(Entries from a dataset of interfaces)
━━━━━━━━━━━━━━━━

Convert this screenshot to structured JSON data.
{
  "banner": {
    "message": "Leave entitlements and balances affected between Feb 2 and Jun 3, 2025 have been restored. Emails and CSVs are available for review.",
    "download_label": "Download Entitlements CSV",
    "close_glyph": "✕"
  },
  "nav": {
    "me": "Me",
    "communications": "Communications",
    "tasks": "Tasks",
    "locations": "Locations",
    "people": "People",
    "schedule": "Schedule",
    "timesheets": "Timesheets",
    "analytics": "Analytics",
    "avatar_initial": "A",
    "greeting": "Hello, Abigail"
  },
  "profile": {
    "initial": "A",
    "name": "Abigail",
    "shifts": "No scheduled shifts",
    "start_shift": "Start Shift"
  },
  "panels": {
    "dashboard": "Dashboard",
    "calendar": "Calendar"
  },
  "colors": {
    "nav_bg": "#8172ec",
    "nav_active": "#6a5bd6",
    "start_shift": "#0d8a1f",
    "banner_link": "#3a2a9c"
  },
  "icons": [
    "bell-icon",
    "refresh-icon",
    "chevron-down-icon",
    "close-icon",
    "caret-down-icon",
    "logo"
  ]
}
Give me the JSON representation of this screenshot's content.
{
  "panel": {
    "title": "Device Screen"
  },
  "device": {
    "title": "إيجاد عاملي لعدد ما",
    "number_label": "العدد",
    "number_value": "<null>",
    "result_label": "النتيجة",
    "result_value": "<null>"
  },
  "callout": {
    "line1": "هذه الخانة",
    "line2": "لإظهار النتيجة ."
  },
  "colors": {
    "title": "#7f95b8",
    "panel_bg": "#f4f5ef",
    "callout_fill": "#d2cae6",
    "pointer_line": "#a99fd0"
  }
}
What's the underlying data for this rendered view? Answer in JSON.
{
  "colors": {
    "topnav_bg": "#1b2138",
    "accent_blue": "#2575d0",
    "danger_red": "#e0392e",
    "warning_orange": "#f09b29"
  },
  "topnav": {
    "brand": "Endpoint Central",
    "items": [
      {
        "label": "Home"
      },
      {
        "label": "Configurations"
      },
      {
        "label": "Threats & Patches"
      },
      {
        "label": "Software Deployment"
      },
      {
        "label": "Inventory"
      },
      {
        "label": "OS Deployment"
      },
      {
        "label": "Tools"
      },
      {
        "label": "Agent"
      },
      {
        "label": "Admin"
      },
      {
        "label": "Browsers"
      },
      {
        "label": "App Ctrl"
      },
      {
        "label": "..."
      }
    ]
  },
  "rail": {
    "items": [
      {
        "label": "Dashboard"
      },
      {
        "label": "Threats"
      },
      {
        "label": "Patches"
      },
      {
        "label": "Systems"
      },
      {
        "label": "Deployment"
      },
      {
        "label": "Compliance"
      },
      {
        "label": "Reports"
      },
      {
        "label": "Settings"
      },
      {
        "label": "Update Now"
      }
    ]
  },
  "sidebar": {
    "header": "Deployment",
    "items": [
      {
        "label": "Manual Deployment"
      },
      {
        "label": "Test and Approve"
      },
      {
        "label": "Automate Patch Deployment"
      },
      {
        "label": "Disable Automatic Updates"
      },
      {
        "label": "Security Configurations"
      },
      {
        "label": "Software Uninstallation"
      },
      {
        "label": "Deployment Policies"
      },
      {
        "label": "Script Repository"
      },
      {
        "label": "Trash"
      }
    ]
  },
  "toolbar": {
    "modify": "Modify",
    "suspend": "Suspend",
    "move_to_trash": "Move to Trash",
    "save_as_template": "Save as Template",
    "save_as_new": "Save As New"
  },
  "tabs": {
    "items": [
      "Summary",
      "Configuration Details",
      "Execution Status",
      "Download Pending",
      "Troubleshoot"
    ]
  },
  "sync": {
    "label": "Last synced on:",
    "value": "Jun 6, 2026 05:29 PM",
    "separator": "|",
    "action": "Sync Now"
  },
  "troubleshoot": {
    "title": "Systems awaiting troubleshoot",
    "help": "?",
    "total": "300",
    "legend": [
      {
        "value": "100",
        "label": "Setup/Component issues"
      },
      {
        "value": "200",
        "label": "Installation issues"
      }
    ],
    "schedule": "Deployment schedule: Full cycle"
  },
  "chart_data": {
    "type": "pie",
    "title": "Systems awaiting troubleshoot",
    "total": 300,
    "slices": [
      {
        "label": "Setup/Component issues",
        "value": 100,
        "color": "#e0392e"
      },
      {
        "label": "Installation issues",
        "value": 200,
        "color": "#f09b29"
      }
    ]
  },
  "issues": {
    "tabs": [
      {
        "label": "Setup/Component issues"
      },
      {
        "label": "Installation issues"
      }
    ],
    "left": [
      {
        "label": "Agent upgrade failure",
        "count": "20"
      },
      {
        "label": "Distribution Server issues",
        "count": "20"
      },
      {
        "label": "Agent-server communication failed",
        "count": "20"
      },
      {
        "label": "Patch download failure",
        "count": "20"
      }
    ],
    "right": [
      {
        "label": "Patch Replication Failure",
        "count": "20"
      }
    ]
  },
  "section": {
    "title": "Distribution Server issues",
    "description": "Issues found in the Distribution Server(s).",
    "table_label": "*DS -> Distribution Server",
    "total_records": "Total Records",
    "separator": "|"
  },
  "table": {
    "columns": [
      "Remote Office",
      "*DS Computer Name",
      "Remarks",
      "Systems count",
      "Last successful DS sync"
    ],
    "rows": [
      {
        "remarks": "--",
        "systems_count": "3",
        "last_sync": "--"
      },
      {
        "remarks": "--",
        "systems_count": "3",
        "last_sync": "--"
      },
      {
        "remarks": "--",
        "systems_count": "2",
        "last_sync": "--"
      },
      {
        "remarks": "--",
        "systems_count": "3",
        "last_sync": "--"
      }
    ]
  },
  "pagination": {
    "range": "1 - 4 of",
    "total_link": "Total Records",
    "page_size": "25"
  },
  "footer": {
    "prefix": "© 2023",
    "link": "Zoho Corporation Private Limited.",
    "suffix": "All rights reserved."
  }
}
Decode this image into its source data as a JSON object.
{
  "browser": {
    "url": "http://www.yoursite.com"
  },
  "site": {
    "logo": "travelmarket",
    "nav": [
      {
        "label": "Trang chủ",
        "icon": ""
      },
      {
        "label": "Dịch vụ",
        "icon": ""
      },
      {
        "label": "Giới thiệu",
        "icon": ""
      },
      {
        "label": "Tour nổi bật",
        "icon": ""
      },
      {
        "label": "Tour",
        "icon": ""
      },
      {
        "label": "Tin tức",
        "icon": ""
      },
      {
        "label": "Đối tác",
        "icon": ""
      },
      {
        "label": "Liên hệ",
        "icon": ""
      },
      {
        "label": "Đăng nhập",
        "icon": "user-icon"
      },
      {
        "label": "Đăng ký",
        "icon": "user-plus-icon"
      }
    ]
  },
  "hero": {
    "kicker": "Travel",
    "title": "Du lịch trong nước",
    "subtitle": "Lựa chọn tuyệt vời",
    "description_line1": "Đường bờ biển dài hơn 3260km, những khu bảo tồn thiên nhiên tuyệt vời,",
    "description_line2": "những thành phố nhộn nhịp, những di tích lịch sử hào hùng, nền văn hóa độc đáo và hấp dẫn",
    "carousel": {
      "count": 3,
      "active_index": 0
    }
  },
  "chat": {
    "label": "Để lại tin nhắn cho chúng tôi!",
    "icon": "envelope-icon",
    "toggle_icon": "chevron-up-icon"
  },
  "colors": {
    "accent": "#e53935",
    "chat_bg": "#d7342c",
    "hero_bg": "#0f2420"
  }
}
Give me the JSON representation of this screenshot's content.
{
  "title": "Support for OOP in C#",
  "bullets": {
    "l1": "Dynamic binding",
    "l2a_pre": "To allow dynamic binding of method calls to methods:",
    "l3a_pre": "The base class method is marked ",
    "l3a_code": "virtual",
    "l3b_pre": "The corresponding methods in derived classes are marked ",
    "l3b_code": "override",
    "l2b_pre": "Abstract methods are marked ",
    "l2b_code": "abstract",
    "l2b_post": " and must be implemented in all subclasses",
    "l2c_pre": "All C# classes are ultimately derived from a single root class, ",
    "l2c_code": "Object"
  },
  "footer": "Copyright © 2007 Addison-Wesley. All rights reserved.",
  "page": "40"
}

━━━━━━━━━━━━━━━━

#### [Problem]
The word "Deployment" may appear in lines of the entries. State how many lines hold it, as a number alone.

#### [Result below]
8